Early in the 18th century Thomas Hussey from county Kildare moved to county Roscommon following his marriage to one of the heiresses of John Moore.
|Walsh/Hussey Walsh||Richard Walsh, a younger son of the Walsh family of county Kilkenny, was transplanted to Crannagh, parish of Drum, barony of Athlone, county Roscommon, under the Cromwellian settlement. The Walshes were mill owners and built up a leasehold estate in the parish of Drum. In 1787 Patrick Walsh of Crannagh married Margaret daughter of John Hussey of Mulhussey [Mounthussey], county Roscommon. Their son John Hussey Walsh inherited both the Crannagh and Mounthussey estates. The estate was in the parish of Drum, barony of Athlone, county Roscommon and the family also held land in county Galway. In the early 1820s the Hussey Walshes bought an estate in county Offaly and went to live at Kilduff House, Kilclonfert. By the time of Griffith's Valuation John Hussey Walsh still owned over 2,000 acres in the parish of Drum. He died in 1863 and in 1876 the Hussey Walsh estate in counties Roscommon and Offaly was advertised for sale in the Landed Estates' Court. Only one part of the estate was sold, the others were purchased by family representatives on behalf of Walter Hussey Walsh and his wife Ellen, daughter of Valentine O'Brien O'Connor. In the 1870s the Hussey Walsh estate amounted to 2,826 acres in county Roscommon. The Hussey Walsh house at Kilduff was sold in 1882 and the family went to live in Dublin and later in London. In the early 20th century the estate was administered by the firm of A.T.S. Magan, estate agents of Athlone. The Land Commission purchased Mount Hussey and its surrounding lands in the 1920s.|

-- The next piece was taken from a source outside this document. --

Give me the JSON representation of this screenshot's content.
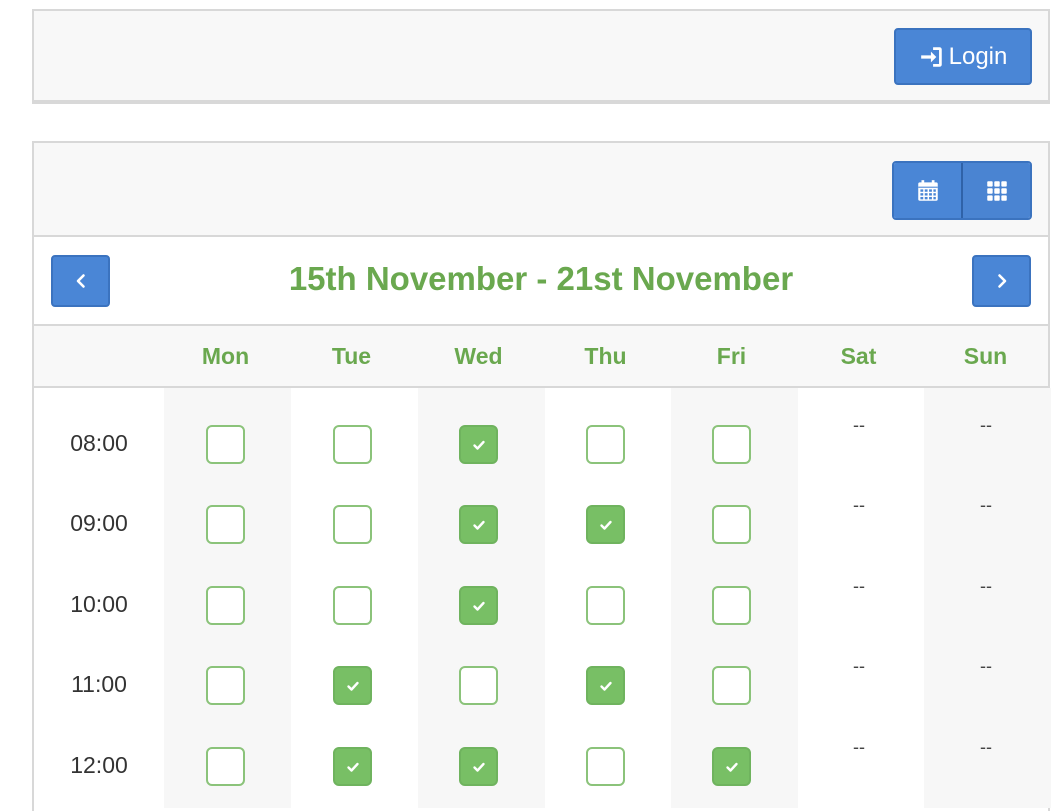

|Bermingham (Drum)||Andrew Bermingham of Kilfylan, county Offaly, married Cathereine Moore of the parish of Drum, barony of Athlone, county Roscommon, in 1713 and by this marriage the Berminghams became entitled to a quarter share of the Moore estate following the death of Catherine's brother John in 1723. In 1761 the Moore estate was officially divided and the Bermingham quarter consisting of Crannagh More, Keelty, part of Carrickynaghtan and Carrickynaghtan and Garrynagowna Bog, Inchinalee, was administered by William Walsh in the later part of the 18th century. For most of the early to mid 19th century the Bermingham lands were leased to Captain Theobald Sheil. William Sheil was a trustee of the marriage settlement of William Bermingham and Clarinda Fallon of Cloonagh, county Roscommon in 1791. From the 1860s the Bermingham lands were in the possession of William Hussey Walsh but reverted to Andrew Bermingham at the time of the sales of the Hussey Walsh estate in the 1870s and 1880s. In the 1870s Andrew William Birmingham of Kilfylan owned 750 acres in county Roscommon and 672 acres in King's county (county Offaly). The estate was advertised for sale in 1891 and sold to the tenants in 1903.|
|Hussey (Mounthussey)||In 1723 Thomas Hussey of Baltrasney, county Kildare, married Jane Moore of Cloonbigney, county Roscommon, one of the four heiresses of John Moore. The Husseys held property in the parish of Drum by the mid 1730s. In the mid 1740s Andrew Bermingham leased his quarter of the Moore estate to his brother-in-law Thomas Hussey. Thomas Hussey of Moynure died in 1761 and was succeeded by his son John. It was John's daughter Margaret who married Patrick Walsh in 1787.|